Gender- and sexuality-minoritised adolescents in DBT: a reflexive thematic analysis of minority-specific treatment targets and experience

Jake Camp, Andre Morris, Helen Wilde, Patrick Smith, Katharine Rimes

Research output: Contribution to journalArticlepeer-review

3 Citations (Scopus)

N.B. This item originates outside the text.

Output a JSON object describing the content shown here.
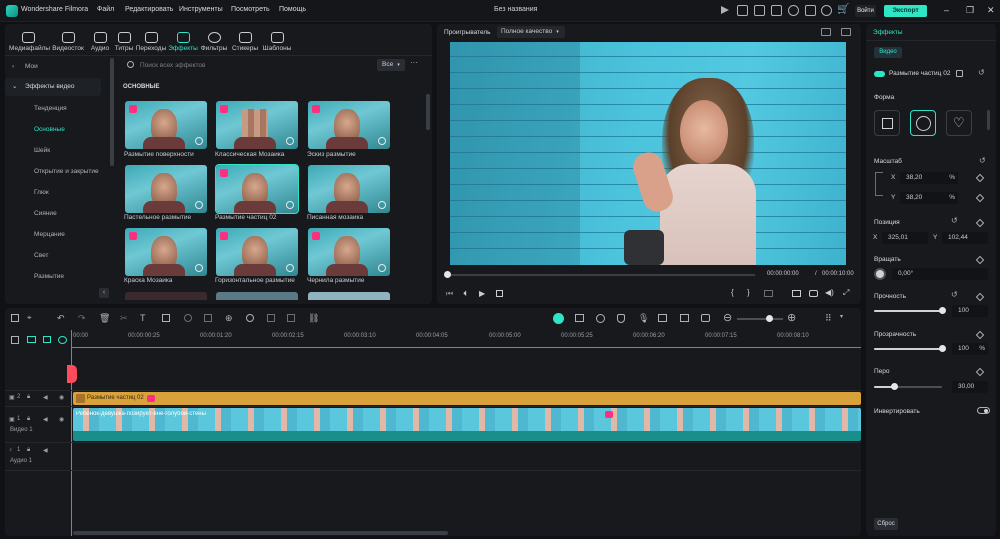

Gender- and sexuality-minoritised (GSM) adolescents are at increased risk of self-harm and suicidal behaviours compared with their cisgender and heterosexual peers. This increased risk is thought to be explained in part by exposure to stigma and societal oppression. Dialectical behaviour therapy (DBT) is an evidence-based intervention for self-harm and suicidal behaviour that may have advantages for supporting GSM young people in distress. No study has yet sought to understand what GSM-associated difficulties may be important to consider in DBT for adolescents, or the experiences of GSM young people in a standard DBT programme. Therefore, this study aimed to understand the experiences of GSM young people in DBT and what difficulties and dilemmas associated with their gender and sexuality diversity were thought by them to be important to target in DBT. Qualitative interviews were conducted with 14 GSM young people in a comprehensive DBT programme and were analysed using reflexive thematic analysis. The analysis was supported by two further GSM young people who had finished DBT. The findings were split into three over-arching themes (Identity, Impact of Others, and Space for Sexual and Gender Identity in DBT), each with themes within. The identity-based theme included 'identity confusion and acceptance'; the relationship-based themes included 'cis-Heterosexism' and 'community connectedness'; and the space within DBT themes included 'negotiating focus and targeting in DBT' and 'creating safety in DBT'. Findings are discussed in relation to implications and recommendations for therapists working with GSM young people within and outside of DBT. Key learning aims (1) To learn about what gender- and sexuality-minoritised (GSM) young people consider to be important GSM-associated contributors to distress and thus potential treatment targets in DBT. (2) To learn about what GSM young people felt were barriers to negotiating GSM-associated difficulties as a focus in DBT and how safety was created in the therapeutic relationship. (3) To consider potential implications and recommendations for improvements to practice when supporting GSM young people in therapy.

Original languageEnglish
Article numbere36
JournalThe Cognitive Behaviour Therapist
Publication statusPublished - 1 Dec 2023


Dive into the research topics of 'Gender- and sexuality-minoritised adolescents in DBT: a reflexive thematic analysis of minority-specific treatment targets and experience'. Together they form a unique fingerprint.

Cite this